How to complete this task
An exact copy of every record is needed.

Website and app data records
┄┄┄┄┄┄┄┄┄┄┄┄┄┄┄┄┄┄┄┄
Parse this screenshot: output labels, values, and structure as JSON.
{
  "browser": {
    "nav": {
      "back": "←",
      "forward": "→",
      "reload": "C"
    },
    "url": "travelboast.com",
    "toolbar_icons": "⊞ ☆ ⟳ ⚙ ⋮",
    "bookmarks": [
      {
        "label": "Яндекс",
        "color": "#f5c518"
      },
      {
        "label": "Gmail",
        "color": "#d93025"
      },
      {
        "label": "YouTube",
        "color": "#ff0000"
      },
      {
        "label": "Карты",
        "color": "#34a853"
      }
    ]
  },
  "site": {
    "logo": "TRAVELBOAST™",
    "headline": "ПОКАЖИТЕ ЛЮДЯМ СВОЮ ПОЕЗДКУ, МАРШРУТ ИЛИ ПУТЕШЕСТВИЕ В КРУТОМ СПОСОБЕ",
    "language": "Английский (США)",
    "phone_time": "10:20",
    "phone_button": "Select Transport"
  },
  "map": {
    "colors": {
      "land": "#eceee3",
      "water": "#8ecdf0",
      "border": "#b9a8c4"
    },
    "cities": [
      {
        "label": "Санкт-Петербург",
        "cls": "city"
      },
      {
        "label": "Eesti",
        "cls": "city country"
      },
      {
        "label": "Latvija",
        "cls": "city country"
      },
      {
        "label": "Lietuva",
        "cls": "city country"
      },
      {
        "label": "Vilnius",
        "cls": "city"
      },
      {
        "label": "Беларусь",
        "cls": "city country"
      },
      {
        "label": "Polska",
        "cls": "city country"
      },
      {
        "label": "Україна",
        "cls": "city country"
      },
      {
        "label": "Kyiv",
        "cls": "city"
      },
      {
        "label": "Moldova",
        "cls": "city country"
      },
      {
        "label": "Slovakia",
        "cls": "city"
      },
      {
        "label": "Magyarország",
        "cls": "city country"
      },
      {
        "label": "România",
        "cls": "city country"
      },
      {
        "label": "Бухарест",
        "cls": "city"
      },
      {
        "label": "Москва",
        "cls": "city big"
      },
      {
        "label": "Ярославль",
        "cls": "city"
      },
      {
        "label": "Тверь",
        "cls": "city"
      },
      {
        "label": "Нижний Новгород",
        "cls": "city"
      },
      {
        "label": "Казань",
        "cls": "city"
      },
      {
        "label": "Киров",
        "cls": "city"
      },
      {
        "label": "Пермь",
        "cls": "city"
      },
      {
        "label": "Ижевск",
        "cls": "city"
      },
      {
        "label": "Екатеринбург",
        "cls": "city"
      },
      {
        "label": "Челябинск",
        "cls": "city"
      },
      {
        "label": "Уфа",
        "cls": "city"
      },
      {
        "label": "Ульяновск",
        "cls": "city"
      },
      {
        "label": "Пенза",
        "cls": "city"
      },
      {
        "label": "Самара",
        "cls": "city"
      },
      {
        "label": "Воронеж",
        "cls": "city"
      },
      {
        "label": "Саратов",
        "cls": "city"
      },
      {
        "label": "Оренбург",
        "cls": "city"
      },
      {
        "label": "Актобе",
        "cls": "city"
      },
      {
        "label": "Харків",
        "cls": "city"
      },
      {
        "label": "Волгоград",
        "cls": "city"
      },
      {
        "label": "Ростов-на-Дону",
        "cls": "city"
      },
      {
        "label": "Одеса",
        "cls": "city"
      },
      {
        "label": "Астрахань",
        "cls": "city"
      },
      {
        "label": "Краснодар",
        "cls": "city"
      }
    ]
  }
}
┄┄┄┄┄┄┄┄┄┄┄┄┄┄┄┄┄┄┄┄
Response area
Parse this screenshot: output labels, values, and structure as JSON.
{
  "browser": {
    "nav": {
      "back": "←",
      "forward": "→",
      "reload": "C"
    },
    "url": "travelboast.com",
    "toolbar_icons": "⊞ ☆ ⟳ ⚙ ⋮",
    "bookmarks": [
      {
        "label": "Яндекс",
        "color": "#f5c518"
      },
      {
        "label": "Gmail",
        "color": "#d93025"
      },
      {
        "label": "YouTube",
        "color": "#ff0000"
      },
      {
        "label": "Карты",
        "color": "#34a853"
      }
    ]
  },
  "site": {
    "logo": "TRAVELBOAST™",
    "headline": "ПОКАЖИТЕ ЛЮДЯМ СВОЮ ПОЕЗДКУ, МАРШРУТ ИЛИ ПУТЕШЕСТВИЕ В КРУТОМ СПОСОБЕ",
    "language": "Английский (США)",
    "phone_time": "10:20",
    "phone_button": "Select Transport"
  },
  "map": {
    "colors": {
      "land": "#eceee3",
      "water": "#8ecdf0",
      "border": "#b9a8c4"
    },
    "cities": [
      {
        "label": "Санкт-Петербург",
        "cls": "city"
      },
      {
        "label": "Eesti",
        "cls": "city country"
      },
      {
        "label": "Latvija",
        "cls": "city country"
      },
      {
        "label": "Lietuva",
        "cls": "city country"
      },
      {
        "label": "Vilnius",
        "cls": "city"
      },
      {
        "label": "Беларусь",
        "cls": "city country"
      },
      {
        "label": "Polska",
        "cls": "city country"
      },
      {
        "label": "Україна",
        "cls": "city country"
      },
      {
        "label": "Kyiv",
        "cls": "city"
      },
      {
        "label": "Moldova",
        "cls": "city country"
      },
      {
        "label": "Slovakia",
        "cls": "city"
      },
      {
        "label": "Magyarország",
        "cls": "city country"
      },
      {
        "label": "România",
        "cls": "city country"
      },
      {
        "label": "Бухарест",
        "cls": "city"
      },
      {
        "label": "Москва",
        "cls": "city big"
      },
      {
        "label": "Ярославль",
        "cls": "city"
      },
      {
        "label": "Тверь",
        "cls": "city"
      },
      {
        "label": "Нижний Новгород",
        "cls": "city"
      },
      {
        "label": "Казань",
        "cls": "city"
      },
      {
        "label": "Киров",
        "cls": "city"
      },
      {
        "label": "Пермь",
        "cls": "city"
      },
      {
        "label": "Ижевск",
        "cls": "city"
      },
      {
        "label": "Екатеринбург",
        "cls": "city"
      },
      {
        "label": "Челябинск",
        "cls": "city"
      },
      {
        "label": "Уфа",
        "cls": "city"
      },
      {
        "label": "Ульяновск",
        "cls": "city"
      },
      {
        "label": "Пенза",
        "cls": "city"
      },
      {
        "label": "Самара",
        "cls": "city"
      },
      {
        "label": "Воронеж",
        "cls": "city"
      },
      {
        "label": "Саратов",
        "cls": "city"
      },
      {
        "label": "Оренбург",
        "cls": "city"
      },
      {
        "label": "Актобе",
        "cls": "city"
      },
      {
        "label": "Харків",
        "cls": "city"
      },
      {
        "label": "Волгоград",
        "cls": "city"
      },
      {
        "label": "Ростов-на-Дону",
        "cls": "city"
      },
      {
        "label": "Одеса",
        "cls": "city"
      },
      {
        "label": "Астрахань",
        "cls": "city"
      },
      {
        "label": "Краснодар",
        "cls": "city"
      }
    ]
  }
}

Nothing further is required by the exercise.